Life at its luckiest: a tribute

Murphy, Ryan G.

The odds that a randomly chosen person will go to a Major League Baseball game and get hit by a ball are 1 in 300,000. I’m that one guy in the stands who wears his glove the entire game and comes home wearing an ice pack. No ball … or glove.

I guess that’s fair, though. People are lucky in their own right. Some win the lotto (1 in 15,890,700). Some draw royal flushes (1 in 649,740). Some live to the age of 115 (1 in 2.1 billion). I’ve become rather accepting to the notion that I am not exactly a “lucky” person.

I have amazing parents, though. My dad gets Mets tickets for the two of us almost every time I come home for break. He’ll listen intently as I rattle off endless baseball gibberish throughout the game. (He likes tennis.) He’ll also make sure that Mike Piazza’s strikeout to end the inning fires him up just as much as it fires me up. The best part about it is that I know my dad isn’t really much of a baseball fan at all. He’s there for me.

Growing up, he was the He-Man I looked up to. I swear he could beat up every dad on the block. He and I would mow the lawn together every Saturday morning. Looking back, I realize that I usually didn’t do such a great job. My lawn mower blew bubbles. He and I would sing the Alvin and the Chipmunks theme song 1,000 times before the show came on at 10 a.m. We’d eat a tuna sandwich and three cookies each for lunch. OK, five, “but don’t tell mom!” We have a secret handshake that we still do today.

My mom is still my mom – even though she worries that she’s not. She’s scared that I don’t need her anymore, but she couldn’t be further from the truth. As far as best friends go, she is my soul mate. But that makes sense, since she is the only one who has really seen me cry. She knows why it hurts, before I even know that I’m hurting.

She worries too much that her overcooked omelets and reminders to put on sunscreen are the only things that still make her my mom. But I know that’s not all. She tries … and she’s there for me.

Mom and I would take a nap every day at 12 o’clock. She was my pillow. Still is. We would wake up to an afternoon of Smurfs, Sesame Street and cheese sandwiches. Snack was three, OK, four cookies, “but don’t tell Dad!” Mom and I will always be buddies like that.

This weekend, many of our parents will be with us. Enjoy the time you spend together. Acknowledge to yourself how important these people are to you. More importantly, tell them what they mean to you.
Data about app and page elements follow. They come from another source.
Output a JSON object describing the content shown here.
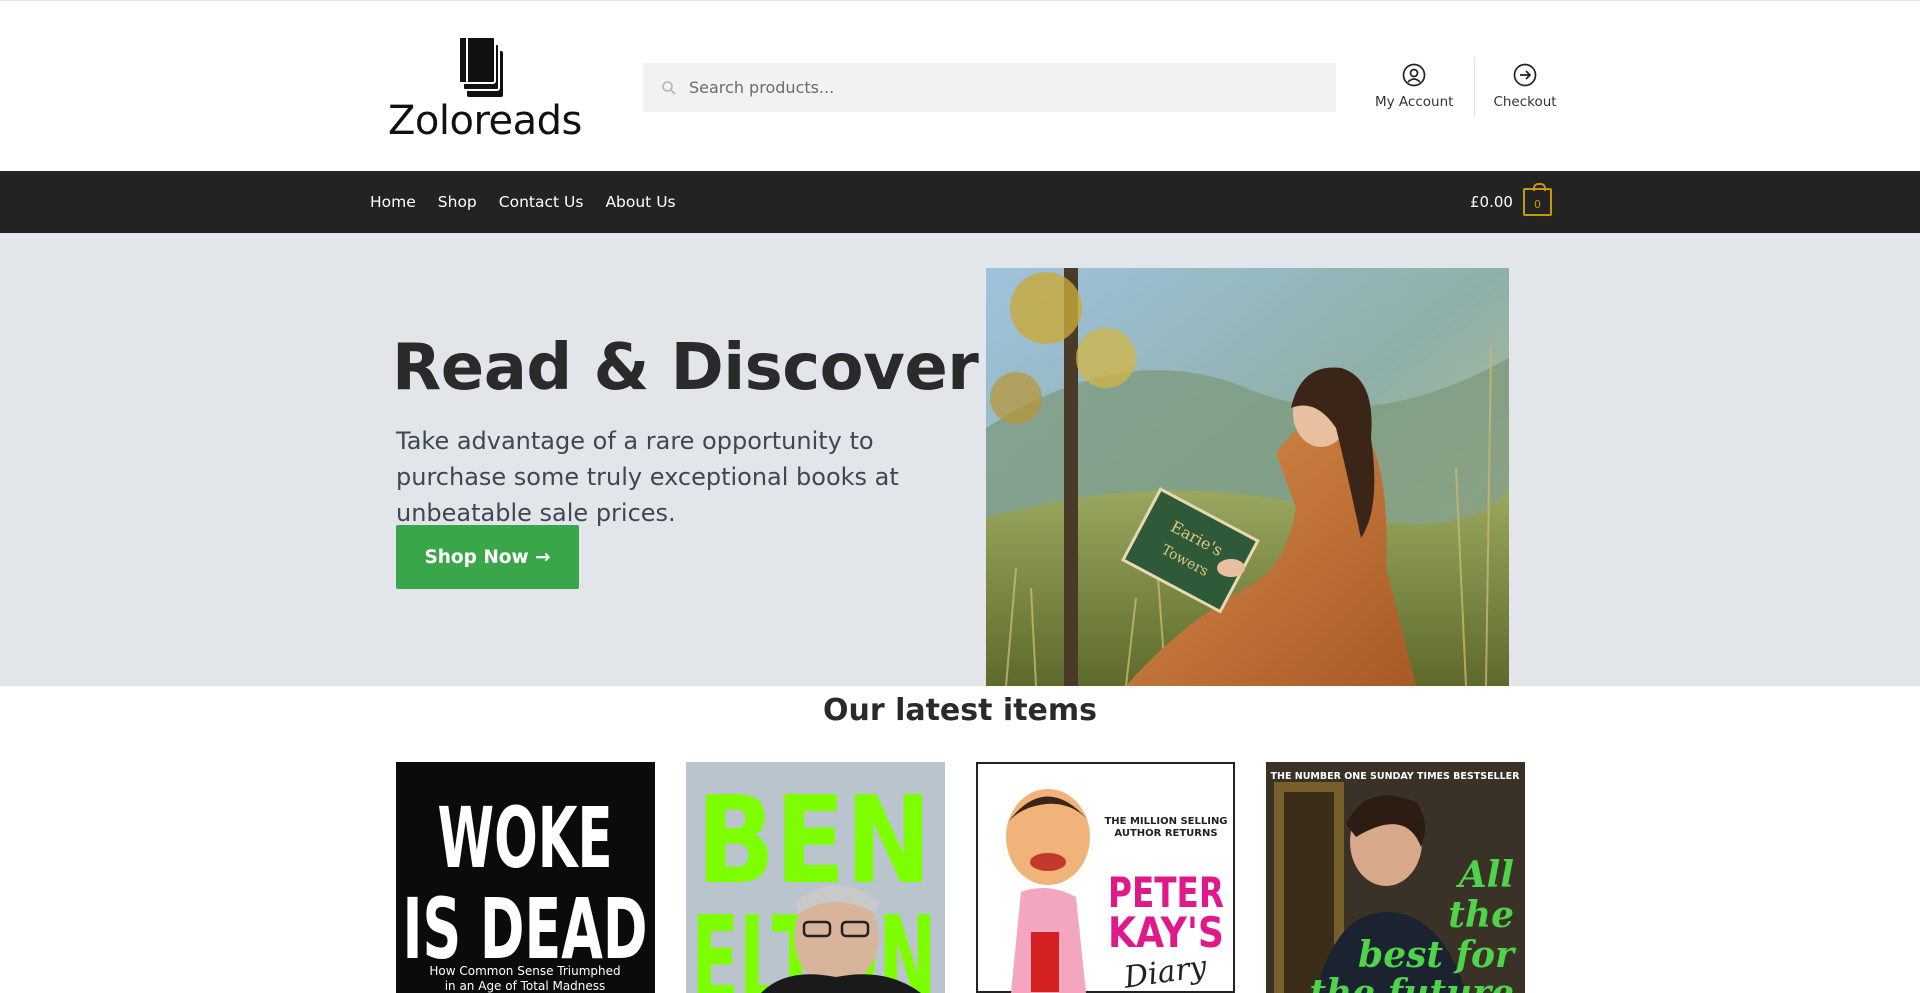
{
  "header": {
    "logo_text": "Zoloreads",
    "search_placeholder": "Search products...",
    "links": [
      {
        "label": "My Account",
        "icon": "user-circle-icon"
      },
      {
        "label": "Checkout",
        "icon": "arrow-right-circle-icon"
      }
    ]
  },
  "nav": {
    "items": [
      "Home",
      "Shop",
      "Contact Us",
      "About Us"
    ],
    "cart_total": "£0.00",
    "cart_count": "0"
  },
  "hero": {
    "title": "Read & Discover",
    "text": "Take advantage of a rare opportunity to purchase some truly exceptional books at unbeatable sale prices.",
    "button_label": "Shop Now →",
    "image_book_title": "Earie's",
    "image_book_title_2": "Towers"
  },
  "latest": {
    "title": "Our latest items",
    "products": [
      {
        "cover_line_1": "WOKE",
        "cover_line_2": "IS DEAD",
        "cover_sub_1": "How Common Sense Triumphed",
        "cover_sub_2": "in an Age of Total Madness"
      },
      {
        "cover_line_1": "BEN",
        "cover_line_2": "ELTON"
      },
      {
        "cover_top_1": "THE MILLION SELLING",
        "cover_top_2": "AUTHOR RETURNS",
        "cover_line_1": "PETER",
        "cover_line_2": "KAY'S",
        "cover_script": "Diary"
      },
      {
        "cover_top": "THE NUMBER ONE SUNDAY TIMES BESTSELLER",
        "cover_line_1": "All",
        "cover_line_2": "the",
        "cover_line_3": "best for",
        "cover_line_4": "the future"
      }
    ]
  },
  "colors": {
    "nav_bg": "#232323",
    "hero_bg": "#e2e6eb",
    "button_green": "#3aa64a",
    "cart_accent": "#c79a00"
  }
}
I certainly will, because when it comes down to it, I realize that I’m not so unlucky after all. In my eyes, I’ve already won the lottery and I’ve beaten that royal flush with five of a kind. Actually, it’s more like two of a kind.